Aviation Era
Pie graph section
Pie graph section
Pie graph section
Pie graph section
Pie graph section
Useful in showcasing the era cross-over of particular aircraft/aerospace designs.
Unit Production Comparison
Comm. Market HI*: 44,000 units
Military Market HI**: 36,183 units
1
1

  * Commercial Market High belongs to Cessna 172.

  ** Military Market High belongs to Ilyushin Il-2.
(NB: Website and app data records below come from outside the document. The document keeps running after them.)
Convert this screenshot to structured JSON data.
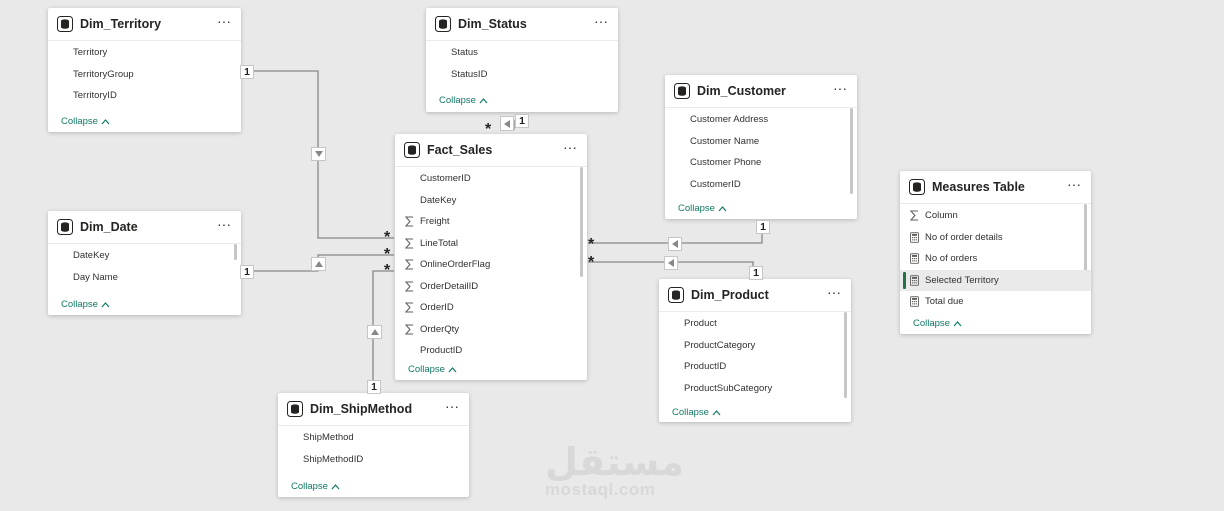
{
  "collapse_label": "Collapse",
  "tables": {
    "territory": {
      "name": "Dim_Territory",
      "more": "···",
      "fields": [
        {
          "label": "Territory",
          "icon": "none"
        },
        {
          "label": "TerritoryGroup",
          "icon": "none"
        },
        {
          "label": "TerritoryID",
          "icon": "none"
        }
      ]
    },
    "status": {
      "name": "Dim_Status",
      "more": "···",
      "fields": [
        {
          "label": "Status",
          "icon": "none"
        },
        {
          "label": "StatusID",
          "icon": "none"
        }
      ]
    },
    "customer": {
      "name": "Dim_Customer",
      "more": "···",
      "fields": [
        {
          "label": "Customer Address",
          "icon": "none"
        },
        {
          "label": "Customer Name",
          "icon": "none"
        },
        {
          "label": "Customer Phone",
          "icon": "none"
        },
        {
          "label": "CustomerID",
          "icon": "none"
        }
      ]
    },
    "sales": {
      "name": "Fact_Sales",
      "more": "···",
      "fields": [
        {
          "label": "CustomerID",
          "icon": "none"
        },
        {
          "label": "DateKey",
          "icon": "none"
        },
        {
          "label": "Freight",
          "icon": "sigma"
        },
        {
          "label": "LineTotal",
          "icon": "sigma"
        },
        {
          "label": "OnlineOrderFlag",
          "icon": "sigma"
        },
        {
          "label": "OrderDetailID",
          "icon": "sigma"
        },
        {
          "label": "OrderID",
          "icon": "sigma"
        },
        {
          "label": "OrderQty",
          "icon": "sigma"
        },
        {
          "label": "ProductID",
          "icon": "none"
        }
      ]
    },
    "date": {
      "name": "Dim_Date",
      "more": "···",
      "fields": [
        {
          "label": "DateKey",
          "icon": "none"
        },
        {
          "label": "Day Name",
          "icon": "none"
        }
      ]
    },
    "measures": {
      "name": "Measures Table",
      "more": "···",
      "fields": [
        {
          "label": "Column",
          "icon": "sigma"
        },
        {
          "label": "No of order details",
          "icon": "calculator"
        },
        {
          "label": "No of orders",
          "icon": "calculator"
        },
        {
          "label": "Selected Territory",
          "icon": "calculator",
          "selected": true
        },
        {
          "label": "Total due",
          "icon": "calculator"
        }
      ]
    },
    "product": {
      "name": "Dim_Product",
      "more": "···",
      "fields": [
        {
          "label": "Product",
          "icon": "none"
        },
        {
          "label": "ProductCategory",
          "icon": "none"
        },
        {
          "label": "ProductID",
          "icon": "none"
        },
        {
          "label": "ProductSubCategory",
          "icon": "none"
        }
      ]
    },
    "shipmethod": {
      "name": "Dim_ShipMethod",
      "more": "···",
      "fields": [
        {
          "label": "ShipMethod",
          "icon": "none"
        },
        {
          "label": "ShipMethodID",
          "icon": "none"
        }
      ]
    }
  },
  "relationships": [
    {
      "from": "Dim_Territory",
      "to": "Fact_Sales",
      "one": "1",
      "many": "*"
    },
    {
      "from": "Dim_Status",
      "to": "Fact_Sales",
      "one": "1",
      "many": "*"
    },
    {
      "from": "Dim_Customer",
      "to": "Fact_Sales",
      "one": "1",
      "many": "*"
    },
    {
      "from": "Dim_Date",
      "to": "Fact_Sales",
      "one": "1",
      "many": "*"
    },
    {
      "from": "Dim_Product",
      "to": "Fact_Sales",
      "one": "1",
      "many": "*"
    },
    {
      "from": "Dim_ShipMethod",
      "to": "Fact_Sales",
      "one": "1",
      "many": "*"
    }
  ],
  "watermark": {
    "arabic": "مستقل",
    "latin": "mostaql.com"
  },
  "colors": {
    "canvas": "#e9e9e9",
    "accent": "#117865",
    "selected_bar": "#217346",
    "line": "#8a8886"
  }
}
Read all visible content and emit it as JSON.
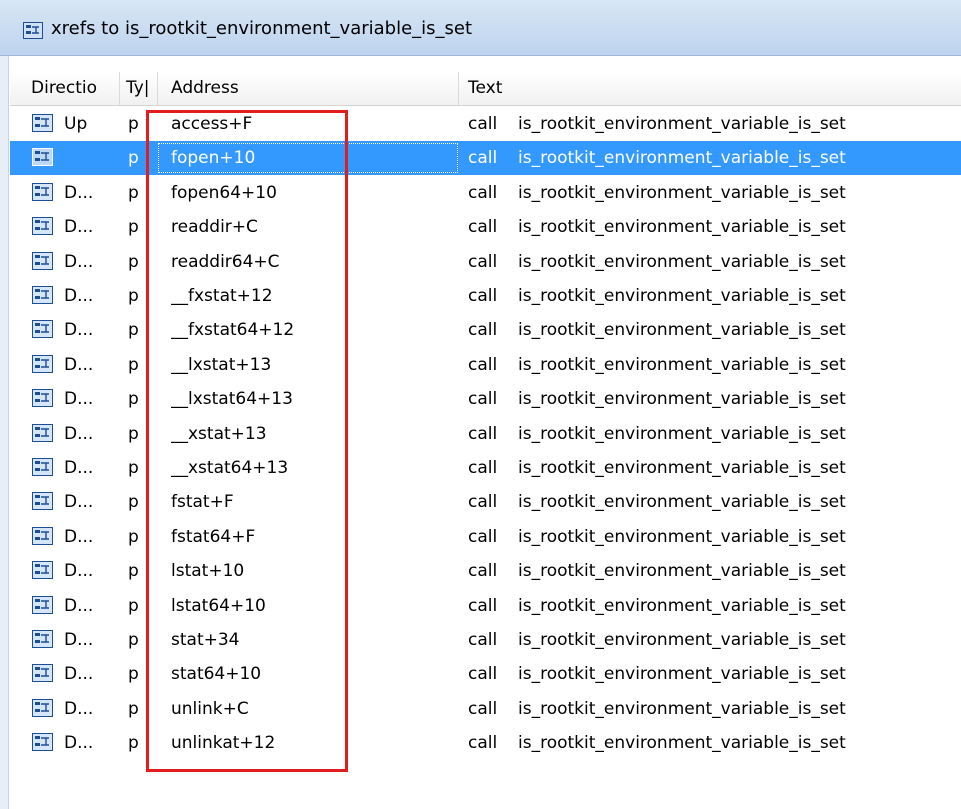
{
  "window": {
    "title": "xrefs to is_rootkit_environment_variable_is_set",
    "icon": "xref-window-icon"
  },
  "columns": {
    "direction": "Directio",
    "type": "Ty|",
    "address": "Address",
    "text": "Text"
  },
  "selected_row_index": 1,
  "highlight_color": "#e31d1d",
  "selection_color": "#3399ff",
  "rows": [
    {
      "direction": "Up",
      "type": "p",
      "address": "access+F",
      "instr": "call",
      "target": "is_rootkit_environment_variable_is_set"
    },
    {
      "direction": "",
      "type": "p",
      "address": "fopen+10",
      "instr": "call",
      "target": "is_rootkit_environment_variable_is_set"
    },
    {
      "direction": "D...",
      "type": "p",
      "address": "fopen64+10",
      "instr": "call",
      "target": "is_rootkit_environment_variable_is_set"
    },
    {
      "direction": "D...",
      "type": "p",
      "address": "readdir+C",
      "instr": "call",
      "target": "is_rootkit_environment_variable_is_set"
    },
    {
      "direction": "D...",
      "type": "p",
      "address": "readdir64+C",
      "instr": "call",
      "target": "is_rootkit_environment_variable_is_set"
    },
    {
      "direction": "D...",
      "type": "p",
      "address": "__fxstat+12",
      "instr": "call",
      "target": "is_rootkit_environment_variable_is_set"
    },
    {
      "direction": "D...",
      "type": "p",
      "address": "__fxstat64+12",
      "instr": "call",
      "target": "is_rootkit_environment_variable_is_set"
    },
    {
      "direction": "D...",
      "type": "p",
      "address": "__lxstat+13",
      "instr": "call",
      "target": "is_rootkit_environment_variable_is_set"
    },
    {
      "direction": "D...",
      "type": "p",
      "address": "__lxstat64+13",
      "instr": "call",
      "target": "is_rootkit_environment_variable_is_set"
    },
    {
      "direction": "D...",
      "type": "p",
      "address": "__xstat+13",
      "instr": "call",
      "target": "is_rootkit_environment_variable_is_set"
    },
    {
      "direction": "D...",
      "type": "p",
      "address": "__xstat64+13",
      "instr": "call",
      "target": "is_rootkit_environment_variable_is_set"
    },
    {
      "direction": "D...",
      "type": "p",
      "address": "fstat+F",
      "instr": "call",
      "target": "is_rootkit_environment_variable_is_set"
    },
    {
      "direction": "D...",
      "type": "p",
      "address": "fstat64+F",
      "instr": "call",
      "target": "is_rootkit_environment_variable_is_set"
    },
    {
      "direction": "D...",
      "type": "p",
      "address": "lstat+10",
      "instr": "call",
      "target": "is_rootkit_environment_variable_is_set"
    },
    {
      "direction": "D...",
      "type": "p",
      "address": "lstat64+10",
      "instr": "call",
      "target": "is_rootkit_environment_variable_is_set"
    },
    {
      "direction": "D...",
      "type": "p",
      "address": "stat+34",
      "instr": "call",
      "target": "is_rootkit_environment_variable_is_set"
    },
    {
      "direction": "D...",
      "type": "p",
      "address": "stat64+10",
      "instr": "call",
      "target": "is_rootkit_environment_variable_is_set"
    },
    {
      "direction": "D...",
      "type": "p",
      "address": "unlink+C",
      "instr": "call",
      "target": "is_rootkit_environment_variable_is_set"
    },
    {
      "direction": "D...",
      "type": "p",
      "address": "unlinkat+12",
      "instr": "call",
      "target": "is_rootkit_environment_variable_is_set"
    }
  ]
}
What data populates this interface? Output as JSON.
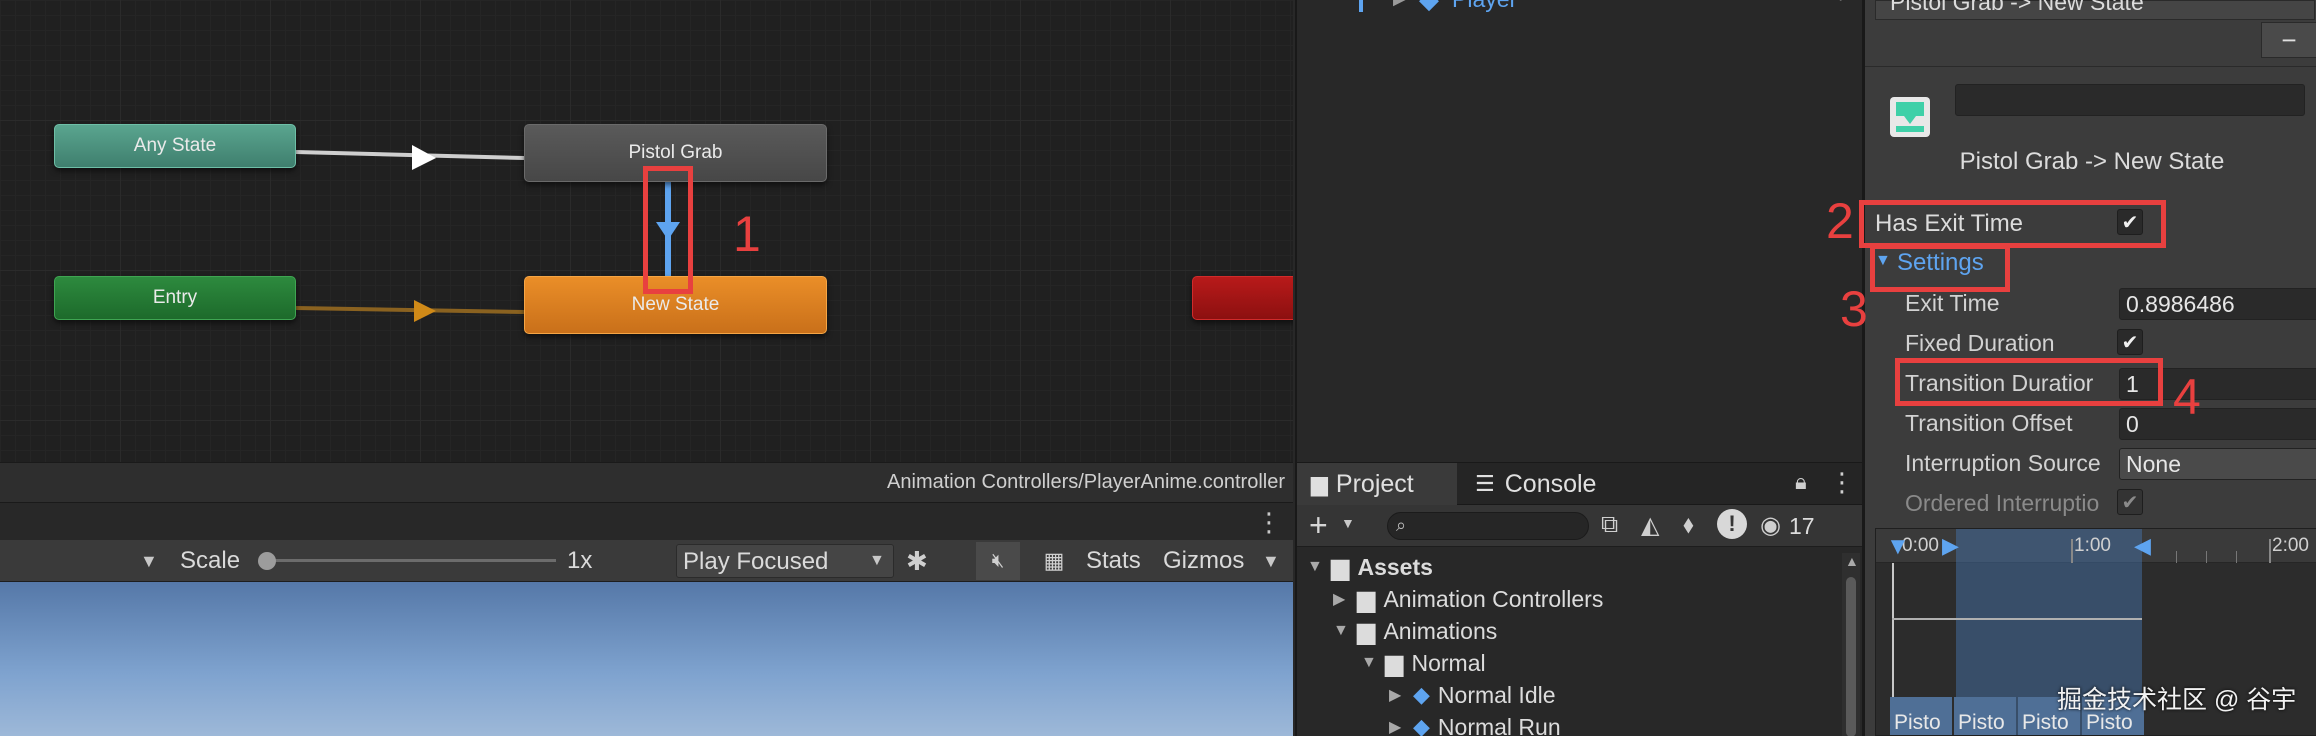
{
  "animator": {
    "nodes": {
      "any_state": "Any State",
      "entry": "Entry",
      "pistol_grab": "Pistol Grab",
      "new_state": "New State"
    },
    "footer_path": "Animation Controllers/PlayerAnime.controller"
  },
  "hierarchy": {
    "partial_item": "Player"
  },
  "game_view": {
    "scale_label": "Scale",
    "scale_value": "1x",
    "play_mode": "Play Focused",
    "stats_label": "Stats",
    "gizmos_label": "Gizmos"
  },
  "project": {
    "tab_project": "Project",
    "tab_console": "Console",
    "visibility_count": "17",
    "tree": [
      {
        "label": "Assets"
      },
      {
        "label": "Animation Controllers"
      },
      {
        "label": "Animations"
      },
      {
        "label": "Normal"
      },
      {
        "label": "Normal Idle"
      },
      {
        "label": "Normal Run"
      }
    ]
  },
  "inspector": {
    "partial_header": "Pistol Grab -> New State",
    "minus_label": "−",
    "transition_title": "Pistol Grab -> New State",
    "has_exit_time_label": "Has Exit Time",
    "settings_label": "Settings",
    "exit_time_label": "Exit Time",
    "exit_time_value": "0.8986486",
    "fixed_duration_label": "Fixed Duration",
    "transition_duration_label": "Transition Duratior",
    "transition_duration_value": "1",
    "transition_offset_label": "Transition Offset",
    "transition_offset_value": "0",
    "interruption_source_label": "Interruption Source",
    "interruption_source_value": "None",
    "ordered_interruption_label": "Ordered Interruptio",
    "timeline": {
      "tick_0": "0:00",
      "tick_1": "1:00",
      "tick_2": "2:00",
      "clip_labels": [
        "Pisto",
        "Pisto",
        "Pisto",
        "Pisto"
      ]
    }
  },
  "annotations": [
    "1",
    "2",
    "3",
    "4"
  ],
  "watermark": "掘金技术社区 @ 谷宇",
  "colors": {
    "annotation_red": "#e8403f",
    "new_state_orange": "#d97b20",
    "any_state_teal": "#4d9582",
    "entry_green": "#257a35",
    "link_blue": "#5ea4f0"
  }
}
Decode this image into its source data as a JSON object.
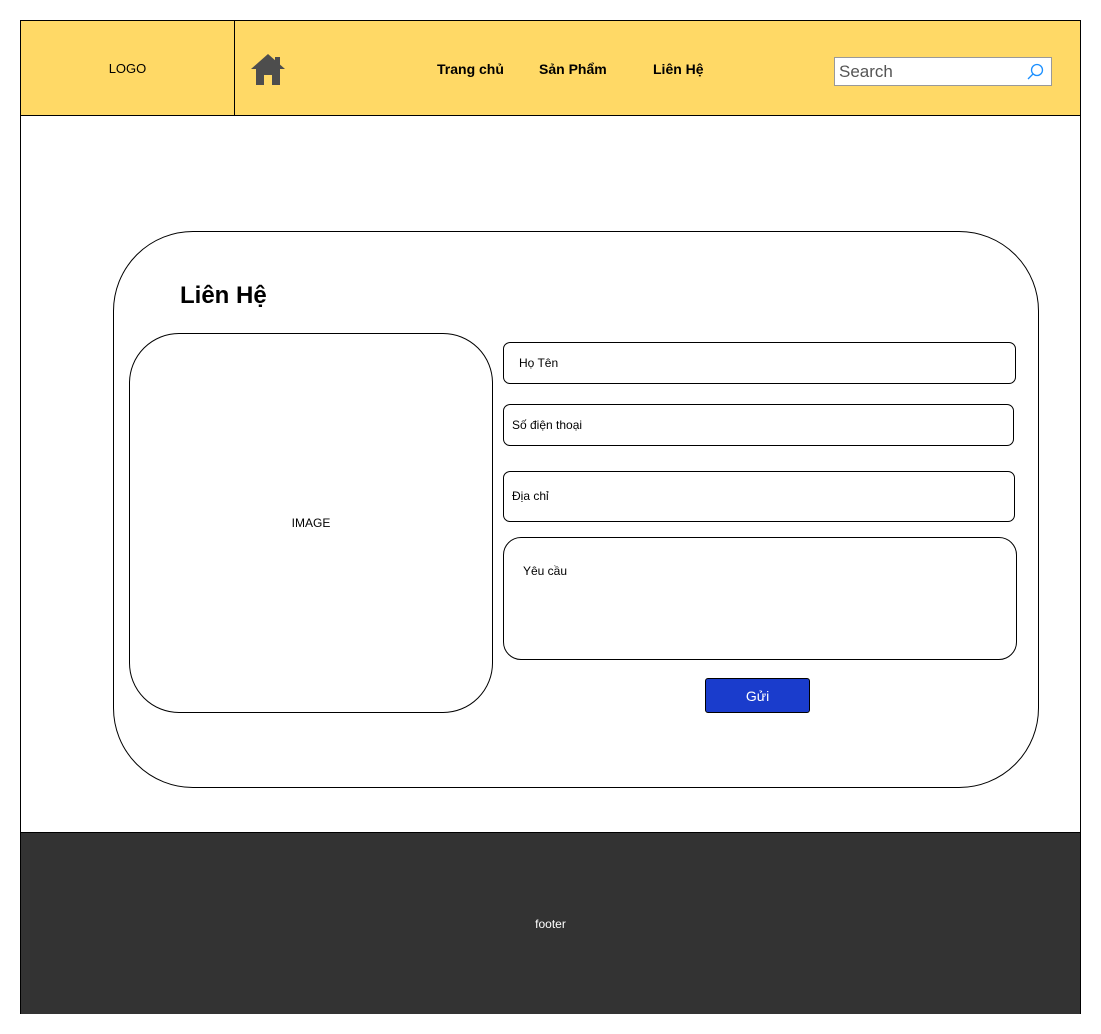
{
  "header": {
    "logo_label": "LOGO",
    "nav": [
      {
        "label": "Trang chủ"
      },
      {
        "label": "Sản Phẩm"
      },
      {
        "label": "Liên Hệ"
      }
    ],
    "search": {
      "placeholder": "Search",
      "value": ""
    }
  },
  "contact": {
    "title": "Liên Hệ",
    "image_label": "IMAGE",
    "fields": {
      "name": "Họ Tên",
      "phone": "Số điện thoại",
      "address": "Địa chỉ",
      "request": "Yêu cầu"
    },
    "submit_label": "Gửi"
  },
  "footer": {
    "label": "footer"
  },
  "colors": {
    "header_bg": "#ffd966",
    "icon_gray": "#4d4d4d",
    "search_icon": "#1a8fff",
    "submit_bg": "#1a3ccc",
    "footer_bg": "#333333"
  },
  "icons": {
    "home": "home-icon",
    "search": "search-icon"
  }
}
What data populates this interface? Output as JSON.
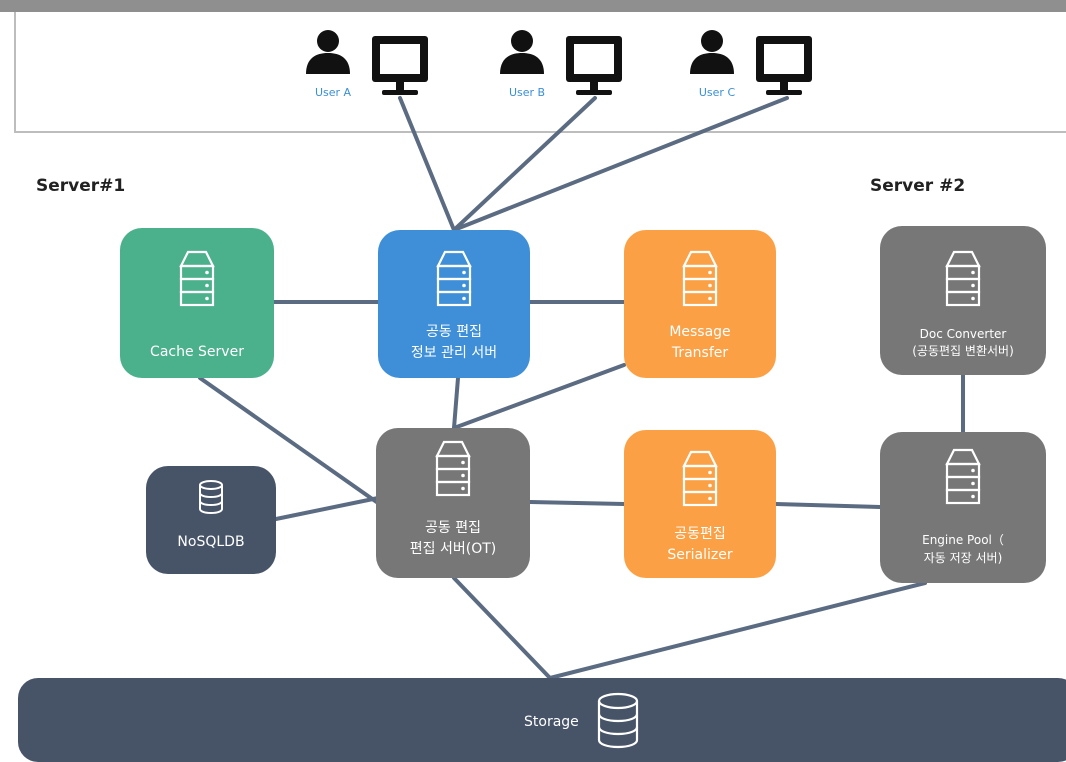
{
  "users": [
    {
      "label": "User A"
    },
    {
      "label": "User B"
    },
    {
      "label": "User C"
    }
  ],
  "servers": {
    "server1_label": "Server#1",
    "server2_label": "Server #2"
  },
  "nodes": {
    "cache_server": {
      "line1": "Cache Server"
    },
    "collab_info": {
      "line1": "공동 편집",
      "line2": "정보 관리 서버"
    },
    "message_transfer": {
      "line1": "Message",
      "line2": "Transfer"
    },
    "doc_converter": {
      "line1": "Doc Converter",
      "line2": "(공동편집 변환서버)"
    },
    "nosqldb": {
      "line1": "NoSQLDB"
    },
    "collab_edit": {
      "line1": "공동 편집",
      "line2": "편집 서버(OT)"
    },
    "serializer": {
      "line1": "공동편집",
      "line2": "Serializer"
    },
    "engine_pool": {
      "line1": "Engine Pool（",
      "line2": "자동 저장 서버)"
    },
    "storage": {
      "line1": "Storage"
    }
  },
  "colors": {
    "green": "#4bb08c",
    "blue": "#3e8fd7",
    "orange": "#fba044",
    "gray": "#777777",
    "navy": "#475468",
    "connector": "#5b6b82",
    "user_label": "#3a8fd6"
  }
}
Altitude Visualization
Small airplane graphic
Supported Roles
A2A
Interception
UAV
Ground Attack
CAS
Training
ASW
Anti-Ship
AEW
MEDEVAC
EW
Maritime/Navy
SAR
Aerial Tanker
Utility/Transport
VIP
Passenger
Business
Recon
SPECOPS
X-Plane/Development
A2A=Air-to-Air; UAV=Unmanned; CAS=Close Support; ASW=Anti-Submarine; AEW=Airborne Early Warning; MEDEVAC=Medical Evac; EW=Electronic Warfare; SAR=Search-Rescue
Supported Arsenal
Graphical image of an aircraft medium machine gun
Graphical image of an aircraft heavy machine gun
Graphical image of an aircrat automatic cannon
Graphical image of an aircraft conventional drop bomb munition
Commitments / Honors
Military lapel ribbon for Operation Allied Force
Military lapel ribbon for the Arab-Israeli War
Military lapel ribbon for the Battle of Britain
Military lapel ribbon for the Battle of Midway
Military lapel ribbon for the Berlin Airlift
Military lapel ribbon for the Chaco War
Military lapel ribbon for the Cold War
Military lapel ribbon for the Cuban Missile Crisis
Military lapel ribbon for pioneering aircraft
Military lapel ribbon for the Falklands War
Military lapel ribbon for the French-Indochina War
Military lapel ribbon for the Golden Age of Flight
Military lapel ribbon for the 1991 Gulf War
Military lapel ribbon for the Indo-Pak Wars
Military lapel ribbon for the Iran-Iraq War
Military lapel ribbon for the Korean War
Military lapel ribbon for the 1982 Lebanon War
Military lapel ribbon for the Malayan Emergency
Military lapel ribbon representing modern aircraft
Military lapel ribbon for the attack on Pearl Harbor
Military lapel ribbon for the Six Day War
Military lapel ribbon for the Soviet-Afghan War
Military lapel ribbon for the Spanish Civil War
Military lapel ribbon for the Suez Crisis
Military lapel ribbon for the Vietnam War
Military lapel ribbon for Warsaw Pact of the Cold War-era
Military lapel ribbon for the WASP (WW2)
Military lapel ribbon for the World War 1
Military lapel ribbon for the World War 2
Military lapel ribbon for the Yom Kippur War
Military lapel ribbon for experimental x-plane aircraft
* Ribbons not necessarily indicative of actual historical campaign ribbons. Ribbons are clickable to their respective campaigns/operations.